The improvement in scanning electron microscopy (SEM) techniques has permitted us to describe the microstructure of the liver. By SEM, the liver peritoneal surface is composed of flat mesothelial cells possessing microvilli and cilia. Hepatic sinusoids connect the portal vessels with the terminal branches of the hepatic vein (central veins). Endothelial cells of the portal space arteries are elongated and arranged longitudinally, while those of the central and portal veins are polygonal and flattened, possessing microvilli. The sinusoidal endothelial cells show both small fenestrations (sieve plates), up to 200 nm in diameter, and large ones, up to 1 𝝁m. Within the sinusoids are seen bridging structures, covered by fenestrated endothelium, seeming to have a fibrillar core. Kupffer cells resemble macrophages, showing microvilli, blebs, lamellipodia and filopodia. Within the Space of Disse are seen the fat-storing cells, having laminar dendritic projections. The polyhedral liver cell faces the Space of Disse (vascular pole) or faces an adjacent hepatocyte (biliary pole). Vascular facets are evenly covered by microvilli. Biliary facets show a central longitudinal depression, bordered by microvilli (bile hemicanaliculi). Canaliculoductular junction and bile duct epithelia show blebs, microvilli and cilia. Up to now, fetal liver and liver pathology have been scarcely investigated by SEM: in the future, they can be successfully approached by three-dimensional studies.

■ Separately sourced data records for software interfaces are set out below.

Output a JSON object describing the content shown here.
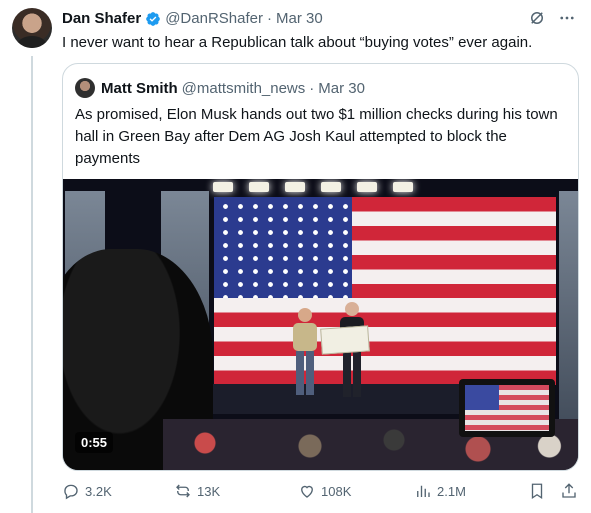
{
  "tweet": {
    "author_name": "Dan Shafer",
    "author_handle": "@DanRShafer",
    "separator": "·",
    "date": "Mar 30",
    "text": "I never want to hear a Republican talk about “buying votes” ever again."
  },
  "quoted": {
    "author_name": "Matt Smith",
    "author_handle": "@mattsmith_news",
    "separator": "·",
    "date": "Mar 30",
    "text": "As promised, Elon Musk hands out two $1 million checks during his town hall in Green Bay after Dem AG Josh Kaul attempted to block the payments",
    "video_duration": "0:55"
  },
  "actions": {
    "replies": "3.2K",
    "reposts": "13K",
    "likes": "108K",
    "views": "2.1M"
  },
  "colors": {
    "verified_badge": "#1d9bf0",
    "muted_text": "#536471",
    "border": "#cfd9de"
  }
}
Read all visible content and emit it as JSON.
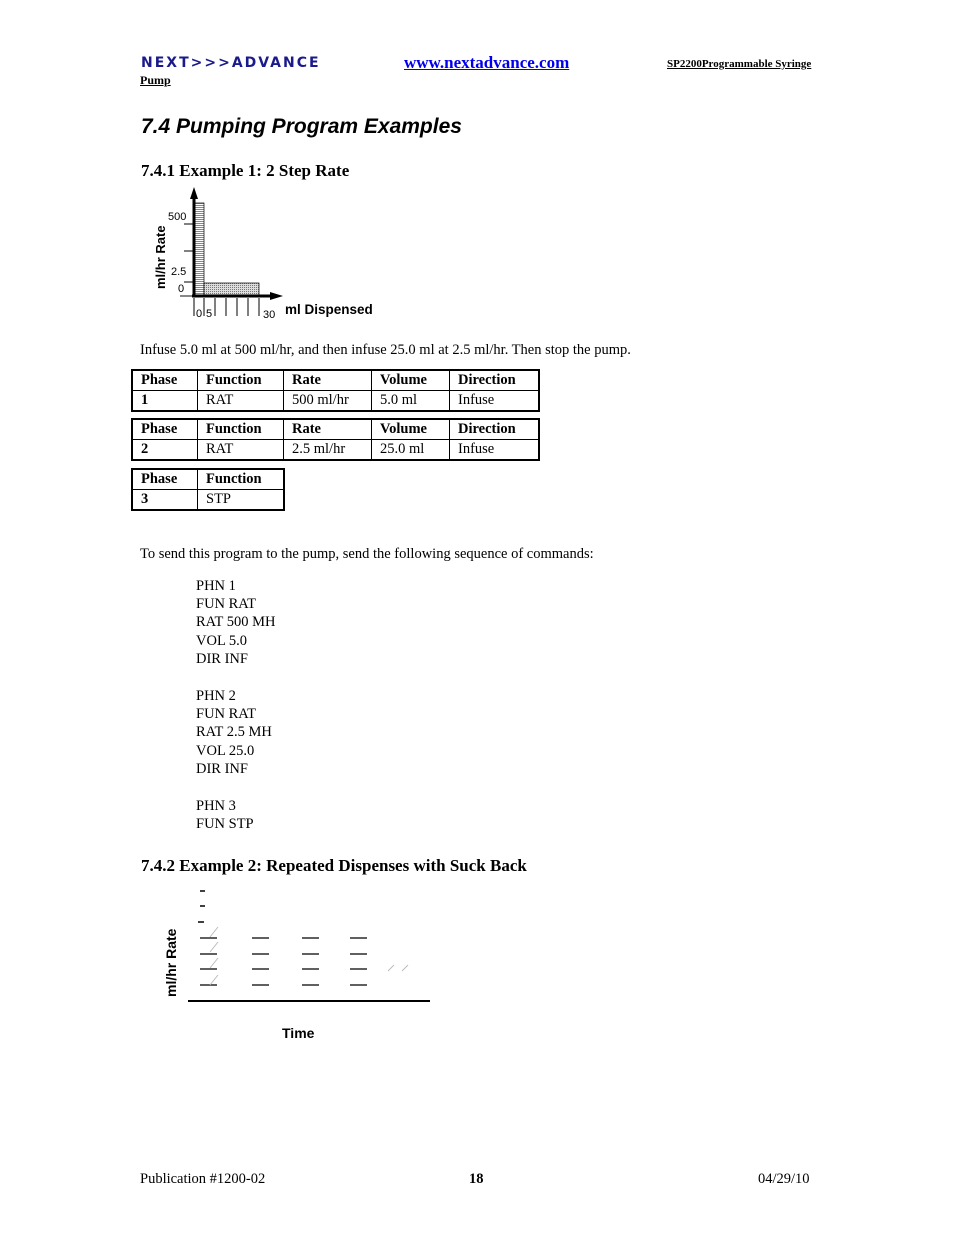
{
  "header": {
    "logo": "NEXT>>>ADVANCE",
    "pump": "Pump",
    "url": "www.nextadvance.com",
    "product": "SP2200Programmable Syringe"
  },
  "section_title": "7.4  Pumping Program Examples",
  "example1": {
    "title": "7.4.1   Example 1:  2 Step Rate",
    "chart": {
      "ylabel": "ml/hr Rate",
      "xlabel": "ml Dispensed",
      "yticks": [
        "500",
        "2.5",
        "0"
      ],
      "xticks": [
        "0",
        "5",
        "30"
      ]
    },
    "description": "Infuse 5.0 ml at 500 ml/hr, and then infuse 25.0 ml at 2.5 ml/hr.  Then stop the pump.",
    "tables": [
      {
        "headers": [
          "Phase",
          "Function",
          "Rate",
          "Volume",
          "Direction"
        ],
        "values": [
          "1",
          "RAT",
          "500 ml/hr",
          "5.0 ml",
          "Infuse"
        ]
      },
      {
        "headers": [
          "Phase",
          "Function",
          "Rate",
          "Volume",
          "Direction"
        ],
        "values": [
          "2",
          "RAT",
          "2.5 ml/hr",
          "25.0 ml",
          "Infuse"
        ]
      },
      {
        "headers": [
          "Phase",
          "Function"
        ],
        "values": [
          "3",
          "STP"
        ]
      }
    ],
    "send_text": "To send this program to the pump, send the following sequence of commands:",
    "commands": [
      [
        "PHN 1",
        "FUN RAT",
        "RAT 500 MH",
        "VOL 5.0",
        "DIR INF"
      ],
      [
        "PHN 2",
        "FUN RAT",
        "RAT 2.5 MH",
        "VOL 25.0",
        "DIR INF"
      ],
      [
        "PHN 3",
        "FUN STP"
      ]
    ]
  },
  "example2": {
    "title": "7.4.2   Example 2:  Repeated Dispenses with Suck Back",
    "chart": {
      "ylabel": "ml/hr Rate",
      "xlabel": "Time"
    }
  },
  "footer": {
    "publication": "Publication  #1200-02",
    "page": "18",
    "date": "04/29/10"
  }
}
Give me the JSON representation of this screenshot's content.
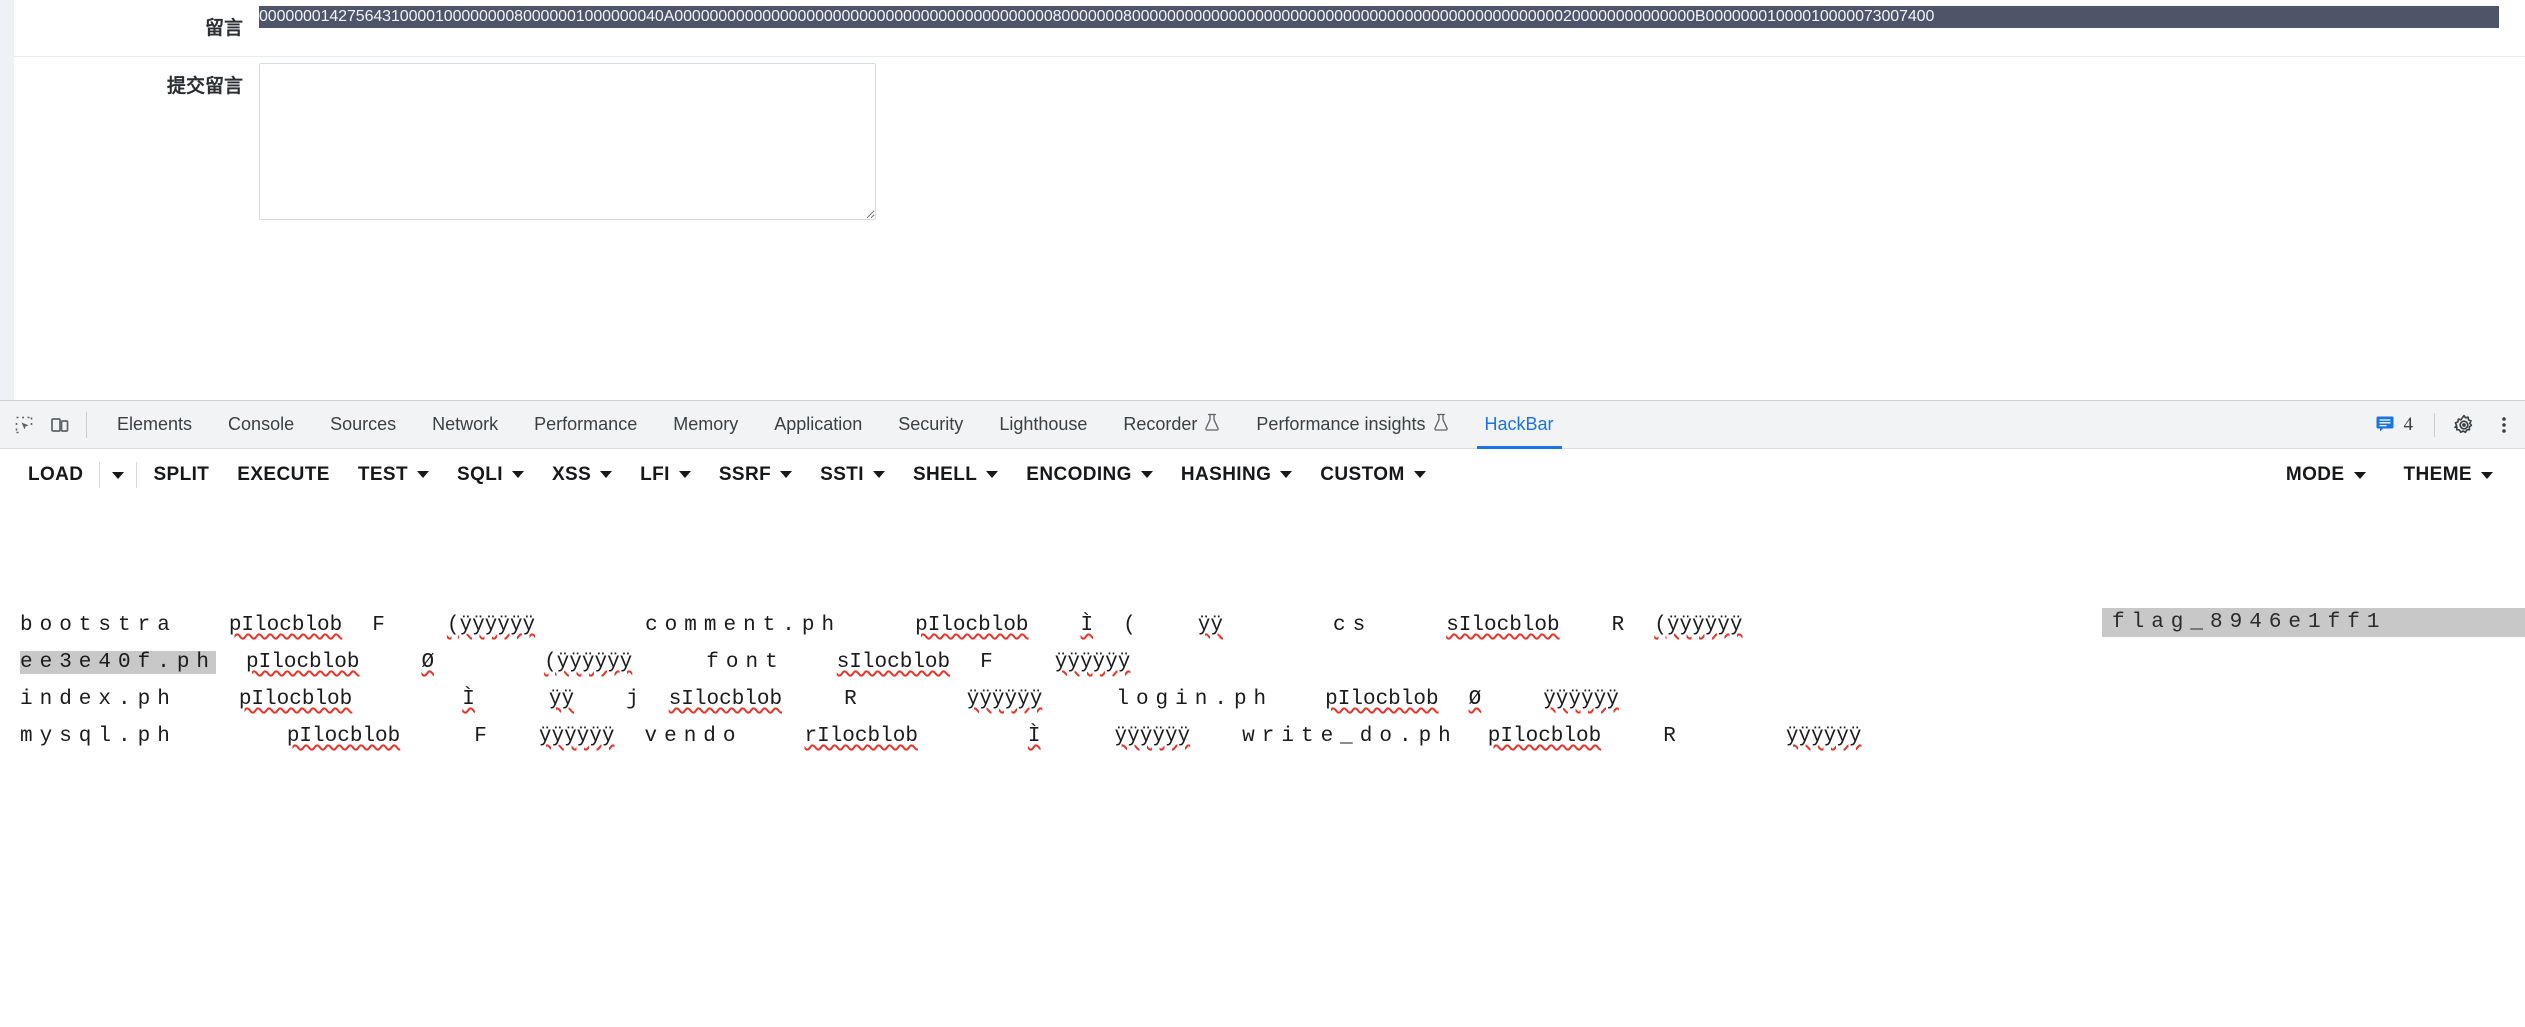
{
  "page": {
    "comment_field": {
      "label": "留言",
      "value": "0000000142756431000010000000080000001000000040A00000000000000000000000000000000000000000008000000080000000000000000000000000000000000000000000000000200000000000000B00000001000010000073007400"
    },
    "submit_field": {
      "label": "提交留言",
      "textarea_value": "",
      "textarea_placeholder": ""
    }
  },
  "devtools": {
    "icons": {
      "inspect": "inspect-element-icon",
      "device": "device-toolbar-icon",
      "messages": "message-icon",
      "settings": "gear-icon",
      "more": "more-vertical-icon"
    },
    "message_count": "4",
    "tabs": [
      {
        "label": "Elements",
        "active": false,
        "beaker": false
      },
      {
        "label": "Console",
        "active": false,
        "beaker": false
      },
      {
        "label": "Sources",
        "active": false,
        "beaker": false
      },
      {
        "label": "Network",
        "active": false,
        "beaker": false
      },
      {
        "label": "Performance",
        "active": false,
        "beaker": false
      },
      {
        "label": "Memory",
        "active": false,
        "beaker": false
      },
      {
        "label": "Application",
        "active": false,
        "beaker": false
      },
      {
        "label": "Security",
        "active": false,
        "beaker": false
      },
      {
        "label": "Lighthouse",
        "active": false,
        "beaker": false
      },
      {
        "label": "Recorder",
        "active": false,
        "beaker": true
      },
      {
        "label": "Performance insights",
        "active": false,
        "beaker": true
      },
      {
        "label": "HackBar",
        "active": true,
        "beaker": false
      }
    ],
    "accent_color": "#1a73e8"
  },
  "hackbar": {
    "buttons": [
      {
        "label": "LOAD",
        "caret": false,
        "separate_caret": true
      },
      {
        "label": "SPLIT",
        "caret": false,
        "separate_caret": false
      },
      {
        "label": "EXECUTE",
        "caret": false,
        "separate_caret": false
      },
      {
        "label": "TEST",
        "caret": true,
        "separate_caret": false
      },
      {
        "label": "SQLI",
        "caret": true,
        "separate_caret": false
      },
      {
        "label": "XSS",
        "caret": true,
        "separate_caret": false
      },
      {
        "label": "LFI",
        "caret": true,
        "separate_caret": false
      },
      {
        "label": "SSRF",
        "caret": true,
        "separate_caret": false
      },
      {
        "label": "SSTI",
        "caret": true,
        "separate_caret": false
      },
      {
        "label": "SHELL",
        "caret": true,
        "separate_caret": false
      },
      {
        "label": "ENCODING",
        "caret": true,
        "separate_caret": false
      },
      {
        "label": "HASHING",
        "caret": true,
        "separate_caret": false
      },
      {
        "label": "CUSTOM",
        "caret": true,
        "separate_caret": false
      }
    ],
    "right_buttons": [
      {
        "label": "MODE",
        "caret": true
      },
      {
        "label": "THEME",
        "caret": true
      }
    ]
  },
  "output": {
    "flag_chip": "flag_8946e1ff1",
    "rows": [
      {
        "cells": [
          {
            "text": "bootstra",
            "spaced": true,
            "misspell": false,
            "highlight": false
          },
          {
            "text": "pIlocblob",
            "spaced": false,
            "misspell": true,
            "highlight": false
          },
          {
            "text": "F",
            "spaced": false,
            "misspell": false,
            "highlight": false
          },
          {
            "text": "(ÿÿÿÿÿÿ",
            "spaced": false,
            "misspell": true,
            "highlight": false
          },
          {
            "text": "comment.ph",
            "spaced": true,
            "misspell": false,
            "highlight": false
          },
          {
            "text": "pIlocblob",
            "spaced": false,
            "misspell": true,
            "highlight": false
          },
          {
            "text": "Ì",
            "spaced": false,
            "misspell": true,
            "highlight": false
          },
          {
            "text": "(",
            "spaced": false,
            "misspell": false,
            "highlight": false
          },
          {
            "text": "ÿÿ",
            "spaced": false,
            "misspell": true,
            "highlight": false
          },
          {
            "text": "cs",
            "spaced": true,
            "misspell": false,
            "highlight": false
          },
          {
            "text": "sIlocblob",
            "spaced": false,
            "misspell": true,
            "highlight": false
          },
          {
            "text": "R",
            "spaced": false,
            "misspell": false,
            "highlight": false
          },
          {
            "text": "(ÿÿÿÿÿÿ",
            "spaced": false,
            "misspell": true,
            "highlight": false
          }
        ]
      },
      {
        "cells": [
          {
            "text": "ee3e40f.ph",
            "spaced": true,
            "misspell": false,
            "highlight": true
          },
          {
            "text": "pIlocblob",
            "spaced": false,
            "misspell": true,
            "highlight": false
          },
          {
            "text": "Ø",
            "spaced": false,
            "misspell": true,
            "highlight": false
          },
          {
            "text": "(ÿÿÿÿÿÿ",
            "spaced": false,
            "misspell": true,
            "highlight": false
          },
          {
            "text": "font",
            "spaced": true,
            "misspell": false,
            "highlight": false
          },
          {
            "text": "sIlocblob",
            "spaced": false,
            "misspell": true,
            "highlight": false
          },
          {
            "text": "F",
            "spaced": false,
            "misspell": false,
            "highlight": false
          },
          {
            "text": "ÿÿÿÿÿÿ",
            "spaced": false,
            "misspell": true,
            "highlight": false
          }
        ]
      },
      {
        "cells": [
          {
            "text": "index.ph",
            "spaced": true,
            "misspell": false,
            "highlight": false
          },
          {
            "text": "pIlocblob",
            "spaced": false,
            "misspell": true,
            "highlight": false
          },
          {
            "text": "Ì",
            "spaced": false,
            "misspell": true,
            "highlight": false
          },
          {
            "text": "ÿÿ",
            "spaced": false,
            "misspell": true,
            "highlight": false
          },
          {
            "text": "j",
            "spaced": false,
            "misspell": false,
            "highlight": false
          },
          {
            "text": "sIlocblob",
            "spaced": false,
            "misspell": true,
            "highlight": false
          },
          {
            "text": "R",
            "spaced": false,
            "misspell": false,
            "highlight": false
          },
          {
            "text": "ÿÿÿÿÿÿ",
            "spaced": false,
            "misspell": true,
            "highlight": false
          },
          {
            "text": "login.ph",
            "spaced": true,
            "misspell": false,
            "highlight": false
          },
          {
            "text": "pIlocblob",
            "spaced": false,
            "misspell": true,
            "highlight": false
          },
          {
            "text": "Ø",
            "spaced": false,
            "misspell": true,
            "highlight": false
          },
          {
            "text": "ÿÿÿÿÿÿ",
            "spaced": false,
            "misspell": true,
            "highlight": false
          }
        ]
      },
      {
        "cells": [
          {
            "text": "mysql.ph",
            "spaced": true,
            "misspell": false,
            "highlight": false
          },
          {
            "text": "pIlocblob",
            "spaced": false,
            "misspell": true,
            "highlight": false
          },
          {
            "text": "F",
            "spaced": false,
            "misspell": false,
            "highlight": false
          },
          {
            "text": "ÿÿÿÿÿÿ",
            "spaced": false,
            "misspell": true,
            "highlight": false
          },
          {
            "text": "vendo",
            "spaced": true,
            "misspell": false,
            "highlight": false
          },
          {
            "text": "rIlocblob",
            "spaced": false,
            "misspell": true,
            "highlight": false
          },
          {
            "text": "Ì",
            "spaced": false,
            "misspell": true,
            "highlight": false
          },
          {
            "text": "ÿÿÿÿÿÿ",
            "spaced": false,
            "misspell": true,
            "highlight": false
          },
          {
            "text": "write_do.ph",
            "spaced": true,
            "misspell": false,
            "highlight": false
          },
          {
            "text": "pIlocblob",
            "spaced": false,
            "misspell": true,
            "highlight": false
          },
          {
            "text": "R",
            "spaced": false,
            "misspell": false,
            "highlight": false
          },
          {
            "text": "ÿÿÿÿÿÿ",
            "spaced": false,
            "misspell": true,
            "highlight": false
          }
        ]
      }
    ]
  }
}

Macchiarelli, G. and Motta, P. M.
"The Three-Dimensional Microstructure of the Liver A Review by Scanning Electron Microscopy,"
Scanning Electron Microscopy: Vol. 1986
, Article 21.
Available at: https://digitalcommons.usu.edu/electron/vol1986/iss3/21